- _TASK ITEM_
Copy every line of the data exactly, leaving nothing out.

- _EXTRACTED MATERIAL_
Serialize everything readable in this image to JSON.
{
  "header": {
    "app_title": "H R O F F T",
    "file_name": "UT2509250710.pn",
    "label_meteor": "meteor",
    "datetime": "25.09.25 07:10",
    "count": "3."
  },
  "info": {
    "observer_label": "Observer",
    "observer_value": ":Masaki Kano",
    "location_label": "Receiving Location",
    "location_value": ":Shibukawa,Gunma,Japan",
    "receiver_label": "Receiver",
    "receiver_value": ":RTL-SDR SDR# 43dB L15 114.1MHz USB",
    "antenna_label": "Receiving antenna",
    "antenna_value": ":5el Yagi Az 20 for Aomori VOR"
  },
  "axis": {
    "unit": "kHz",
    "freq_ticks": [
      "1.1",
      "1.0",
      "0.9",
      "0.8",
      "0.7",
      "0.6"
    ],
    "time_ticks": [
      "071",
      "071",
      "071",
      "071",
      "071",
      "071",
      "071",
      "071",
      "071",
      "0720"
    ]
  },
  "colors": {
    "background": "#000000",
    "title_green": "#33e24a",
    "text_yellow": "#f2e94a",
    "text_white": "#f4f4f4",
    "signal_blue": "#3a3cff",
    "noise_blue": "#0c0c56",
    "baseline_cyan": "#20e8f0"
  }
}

- _RESULT FOR THIS TASK_
Serialize everything readable in this image to JSON.
{
  "header": {
    "app_title": "H R O F F T",
    "file_name": "UT2509250710.pn",
    "label_meteor": "meteor",
    "datetime": "25.09.25 07:10",
    "count": "3."
  },
  "info": {
    "observer_label": "Observer",
    "observer_value": ":Masaki Kano",
    "location_label": "Receiving Location",
    "location_value": ":Shibukawa,Gunma,Japan",
    "receiver_label": "Receiver",
    "receiver_value": ":RTL-SDR SDR# 43dB L15 114.1MHz USB",
    "antenna_label": "Receiving antenna",
    "antenna_value": ":5el Yagi Az 20 for Aomori VOR"
  },
  "axis": {
    "unit": "kHz",
    "freq_ticks": [
      "1.1",
      "1.0",
      "0.9",
      "0.8",
      "0.7",
      "0.6"
    ],
    "time_ticks": [
      "071",
      "071",
      "071",
      "071",
      "071",
      "071",
      "071",
      "071",
      "071",
      "0720"
    ]
  },
  "colors": {
    "background": "#000000",
    "title_green": "#33e24a",
    "text_yellow": "#f2e94a",
    "text_white": "#f4f4f4",
    "signal_blue": "#3a3cff",
    "noise_blue": "#0c0c56",
    "baseline_cyan": "#20e8f0"
  }
}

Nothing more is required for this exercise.